What you will do:
Could you please find each line in the records that contains the word "height" and copy it?

Dataset entries:

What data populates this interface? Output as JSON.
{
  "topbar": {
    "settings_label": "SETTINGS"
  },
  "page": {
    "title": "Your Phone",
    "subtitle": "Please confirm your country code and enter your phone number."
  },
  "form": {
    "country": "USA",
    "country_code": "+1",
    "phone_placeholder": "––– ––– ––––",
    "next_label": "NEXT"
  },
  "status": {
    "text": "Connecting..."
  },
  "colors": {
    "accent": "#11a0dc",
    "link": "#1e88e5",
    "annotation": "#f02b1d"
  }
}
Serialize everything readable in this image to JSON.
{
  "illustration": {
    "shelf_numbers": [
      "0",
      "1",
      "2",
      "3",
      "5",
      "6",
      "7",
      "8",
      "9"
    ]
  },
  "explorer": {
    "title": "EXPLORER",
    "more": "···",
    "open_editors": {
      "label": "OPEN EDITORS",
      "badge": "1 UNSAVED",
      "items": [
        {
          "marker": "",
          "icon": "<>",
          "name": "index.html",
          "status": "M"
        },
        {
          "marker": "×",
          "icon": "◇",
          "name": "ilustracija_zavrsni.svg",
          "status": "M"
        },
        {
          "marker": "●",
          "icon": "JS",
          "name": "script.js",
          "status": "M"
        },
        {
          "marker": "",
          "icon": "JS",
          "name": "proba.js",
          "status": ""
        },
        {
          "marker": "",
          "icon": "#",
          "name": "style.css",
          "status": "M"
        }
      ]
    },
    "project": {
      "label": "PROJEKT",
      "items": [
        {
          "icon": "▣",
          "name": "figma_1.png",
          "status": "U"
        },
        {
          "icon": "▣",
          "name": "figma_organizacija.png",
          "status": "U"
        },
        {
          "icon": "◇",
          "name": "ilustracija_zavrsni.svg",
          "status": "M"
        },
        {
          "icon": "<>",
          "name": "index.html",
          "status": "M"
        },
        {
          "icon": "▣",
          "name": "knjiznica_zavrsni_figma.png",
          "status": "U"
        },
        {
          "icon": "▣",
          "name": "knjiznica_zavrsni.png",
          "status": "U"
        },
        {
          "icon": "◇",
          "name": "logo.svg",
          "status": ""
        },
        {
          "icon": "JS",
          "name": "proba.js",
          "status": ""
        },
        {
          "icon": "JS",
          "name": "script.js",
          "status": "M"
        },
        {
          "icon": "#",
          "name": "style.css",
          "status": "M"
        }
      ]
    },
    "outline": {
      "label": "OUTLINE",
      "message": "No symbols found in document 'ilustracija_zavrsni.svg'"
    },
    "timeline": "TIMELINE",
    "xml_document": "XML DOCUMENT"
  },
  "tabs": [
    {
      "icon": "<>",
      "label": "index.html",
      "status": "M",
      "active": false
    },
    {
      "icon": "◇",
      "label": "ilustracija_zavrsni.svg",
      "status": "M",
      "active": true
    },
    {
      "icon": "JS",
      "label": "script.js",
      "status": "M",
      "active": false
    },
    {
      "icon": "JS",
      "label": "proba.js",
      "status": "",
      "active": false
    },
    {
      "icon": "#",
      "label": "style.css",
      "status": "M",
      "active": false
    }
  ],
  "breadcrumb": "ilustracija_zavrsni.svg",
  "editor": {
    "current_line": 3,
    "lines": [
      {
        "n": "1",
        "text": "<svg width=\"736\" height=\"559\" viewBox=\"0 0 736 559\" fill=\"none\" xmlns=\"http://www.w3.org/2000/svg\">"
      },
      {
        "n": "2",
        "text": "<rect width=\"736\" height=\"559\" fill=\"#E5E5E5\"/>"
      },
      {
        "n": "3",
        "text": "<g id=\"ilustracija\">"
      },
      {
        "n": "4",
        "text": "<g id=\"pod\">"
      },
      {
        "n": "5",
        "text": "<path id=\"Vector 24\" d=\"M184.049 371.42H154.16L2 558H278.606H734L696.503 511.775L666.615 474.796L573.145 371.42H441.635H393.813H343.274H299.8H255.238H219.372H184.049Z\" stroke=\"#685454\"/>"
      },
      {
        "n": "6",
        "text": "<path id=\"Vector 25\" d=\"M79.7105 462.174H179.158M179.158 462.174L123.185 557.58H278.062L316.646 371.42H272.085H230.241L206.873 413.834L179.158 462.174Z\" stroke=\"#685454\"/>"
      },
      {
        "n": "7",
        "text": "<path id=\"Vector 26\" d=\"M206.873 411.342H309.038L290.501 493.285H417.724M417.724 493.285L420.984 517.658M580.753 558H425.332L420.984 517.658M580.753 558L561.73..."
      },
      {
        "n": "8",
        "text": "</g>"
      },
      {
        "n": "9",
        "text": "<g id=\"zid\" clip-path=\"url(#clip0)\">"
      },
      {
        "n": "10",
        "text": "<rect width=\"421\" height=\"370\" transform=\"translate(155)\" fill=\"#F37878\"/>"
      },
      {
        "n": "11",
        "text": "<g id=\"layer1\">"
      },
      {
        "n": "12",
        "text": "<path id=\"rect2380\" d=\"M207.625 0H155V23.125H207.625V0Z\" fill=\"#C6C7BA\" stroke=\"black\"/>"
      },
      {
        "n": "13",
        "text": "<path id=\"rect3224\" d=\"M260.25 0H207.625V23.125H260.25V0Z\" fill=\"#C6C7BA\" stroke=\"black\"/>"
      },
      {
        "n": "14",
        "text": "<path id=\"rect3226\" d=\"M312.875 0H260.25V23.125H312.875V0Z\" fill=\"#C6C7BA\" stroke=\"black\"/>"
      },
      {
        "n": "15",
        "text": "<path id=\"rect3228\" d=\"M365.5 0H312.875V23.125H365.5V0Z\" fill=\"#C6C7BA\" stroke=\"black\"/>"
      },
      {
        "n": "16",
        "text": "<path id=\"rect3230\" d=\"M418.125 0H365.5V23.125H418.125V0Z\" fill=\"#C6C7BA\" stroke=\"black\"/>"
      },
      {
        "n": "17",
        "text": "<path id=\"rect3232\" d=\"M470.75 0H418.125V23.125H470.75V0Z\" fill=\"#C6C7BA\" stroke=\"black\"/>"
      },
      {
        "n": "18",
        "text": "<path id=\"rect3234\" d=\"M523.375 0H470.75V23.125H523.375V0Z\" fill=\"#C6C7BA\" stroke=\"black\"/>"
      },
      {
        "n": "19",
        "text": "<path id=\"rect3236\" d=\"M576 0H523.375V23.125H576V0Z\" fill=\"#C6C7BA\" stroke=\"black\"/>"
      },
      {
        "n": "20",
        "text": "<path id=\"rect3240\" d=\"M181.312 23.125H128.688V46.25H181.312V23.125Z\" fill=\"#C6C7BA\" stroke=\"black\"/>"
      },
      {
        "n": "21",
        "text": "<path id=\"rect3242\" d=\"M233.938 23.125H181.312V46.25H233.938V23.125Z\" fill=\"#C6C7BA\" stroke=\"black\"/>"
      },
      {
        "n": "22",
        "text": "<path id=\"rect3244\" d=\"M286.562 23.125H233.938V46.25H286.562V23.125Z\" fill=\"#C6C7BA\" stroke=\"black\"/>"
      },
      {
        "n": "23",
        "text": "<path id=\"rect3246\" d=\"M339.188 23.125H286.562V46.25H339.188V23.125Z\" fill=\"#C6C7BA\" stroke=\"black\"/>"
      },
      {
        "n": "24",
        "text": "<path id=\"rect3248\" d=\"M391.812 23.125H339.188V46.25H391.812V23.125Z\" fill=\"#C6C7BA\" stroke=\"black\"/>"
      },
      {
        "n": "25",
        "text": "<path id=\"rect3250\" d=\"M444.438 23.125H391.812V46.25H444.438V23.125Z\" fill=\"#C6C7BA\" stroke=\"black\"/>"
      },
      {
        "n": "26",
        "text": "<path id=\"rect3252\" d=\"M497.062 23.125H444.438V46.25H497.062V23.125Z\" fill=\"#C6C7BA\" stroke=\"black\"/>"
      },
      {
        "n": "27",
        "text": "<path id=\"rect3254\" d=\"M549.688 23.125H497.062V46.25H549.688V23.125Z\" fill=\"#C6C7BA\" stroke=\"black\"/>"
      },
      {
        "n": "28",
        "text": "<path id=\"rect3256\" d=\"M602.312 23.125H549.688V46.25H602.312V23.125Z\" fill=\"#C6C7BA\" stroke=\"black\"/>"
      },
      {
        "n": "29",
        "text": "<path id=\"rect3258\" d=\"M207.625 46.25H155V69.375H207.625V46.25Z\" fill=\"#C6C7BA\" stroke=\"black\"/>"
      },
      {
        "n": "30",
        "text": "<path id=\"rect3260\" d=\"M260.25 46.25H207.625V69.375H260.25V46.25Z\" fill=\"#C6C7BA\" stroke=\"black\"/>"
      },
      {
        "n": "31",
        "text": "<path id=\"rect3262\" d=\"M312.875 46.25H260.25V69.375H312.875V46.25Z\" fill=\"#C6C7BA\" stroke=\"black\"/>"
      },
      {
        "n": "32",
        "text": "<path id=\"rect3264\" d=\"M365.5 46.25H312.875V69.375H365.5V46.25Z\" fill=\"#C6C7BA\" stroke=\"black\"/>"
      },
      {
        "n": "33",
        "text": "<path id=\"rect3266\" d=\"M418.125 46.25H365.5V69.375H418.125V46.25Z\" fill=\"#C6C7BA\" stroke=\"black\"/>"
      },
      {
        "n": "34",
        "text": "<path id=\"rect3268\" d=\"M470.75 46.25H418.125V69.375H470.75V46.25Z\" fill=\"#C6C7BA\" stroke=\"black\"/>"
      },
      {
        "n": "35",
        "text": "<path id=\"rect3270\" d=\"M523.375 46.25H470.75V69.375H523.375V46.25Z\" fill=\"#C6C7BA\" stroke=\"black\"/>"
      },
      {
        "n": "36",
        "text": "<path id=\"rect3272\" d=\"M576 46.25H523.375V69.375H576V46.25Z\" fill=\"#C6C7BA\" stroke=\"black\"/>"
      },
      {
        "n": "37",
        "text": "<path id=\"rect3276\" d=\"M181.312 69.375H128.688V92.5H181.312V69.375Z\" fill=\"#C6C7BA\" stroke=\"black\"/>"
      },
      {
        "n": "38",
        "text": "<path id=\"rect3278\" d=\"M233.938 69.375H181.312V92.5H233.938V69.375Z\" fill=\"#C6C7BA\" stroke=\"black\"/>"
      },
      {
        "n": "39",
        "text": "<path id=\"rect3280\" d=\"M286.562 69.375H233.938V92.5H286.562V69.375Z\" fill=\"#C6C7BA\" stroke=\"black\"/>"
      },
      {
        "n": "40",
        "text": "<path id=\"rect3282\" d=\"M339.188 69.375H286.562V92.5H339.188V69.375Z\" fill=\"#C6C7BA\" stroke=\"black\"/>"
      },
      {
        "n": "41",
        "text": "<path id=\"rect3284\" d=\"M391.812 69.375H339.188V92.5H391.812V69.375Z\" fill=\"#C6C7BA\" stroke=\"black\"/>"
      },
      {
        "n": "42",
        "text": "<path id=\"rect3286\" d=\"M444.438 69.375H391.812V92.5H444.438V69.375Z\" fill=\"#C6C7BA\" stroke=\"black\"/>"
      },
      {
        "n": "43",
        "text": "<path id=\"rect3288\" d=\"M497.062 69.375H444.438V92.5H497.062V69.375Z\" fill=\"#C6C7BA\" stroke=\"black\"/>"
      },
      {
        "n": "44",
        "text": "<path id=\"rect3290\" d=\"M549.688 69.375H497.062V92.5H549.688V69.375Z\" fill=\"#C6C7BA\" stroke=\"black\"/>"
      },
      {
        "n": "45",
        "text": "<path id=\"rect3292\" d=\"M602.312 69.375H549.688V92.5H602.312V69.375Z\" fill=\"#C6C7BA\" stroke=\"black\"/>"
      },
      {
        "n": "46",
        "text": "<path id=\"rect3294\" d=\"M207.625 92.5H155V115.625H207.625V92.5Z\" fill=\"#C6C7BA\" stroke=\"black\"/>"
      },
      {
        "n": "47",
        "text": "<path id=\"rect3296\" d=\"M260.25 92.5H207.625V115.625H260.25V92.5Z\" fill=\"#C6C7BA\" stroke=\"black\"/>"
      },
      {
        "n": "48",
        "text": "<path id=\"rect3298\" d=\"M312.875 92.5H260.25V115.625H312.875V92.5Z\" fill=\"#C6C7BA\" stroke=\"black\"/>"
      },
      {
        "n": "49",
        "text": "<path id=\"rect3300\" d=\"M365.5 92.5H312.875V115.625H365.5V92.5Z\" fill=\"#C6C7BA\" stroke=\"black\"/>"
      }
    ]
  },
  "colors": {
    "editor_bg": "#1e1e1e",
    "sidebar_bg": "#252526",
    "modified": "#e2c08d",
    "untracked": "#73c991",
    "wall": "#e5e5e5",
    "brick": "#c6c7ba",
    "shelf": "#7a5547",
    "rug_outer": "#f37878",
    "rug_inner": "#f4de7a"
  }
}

Exercise solution:
        "text": "<svg width=\"736\" height=\"559\" viewBox=\"0 0 736 559\" fill=\"none\" xmlns=\"http://www.w3.org/2000/svg\">"
        "text": "<rect width=\"736\" height=\"559\" fill=\"#E5E5E5\"/>"
        "text": "<rect width=\"421\" height=\"370\" transform=\"translate(155)\" fill=\"#F37878\"/>"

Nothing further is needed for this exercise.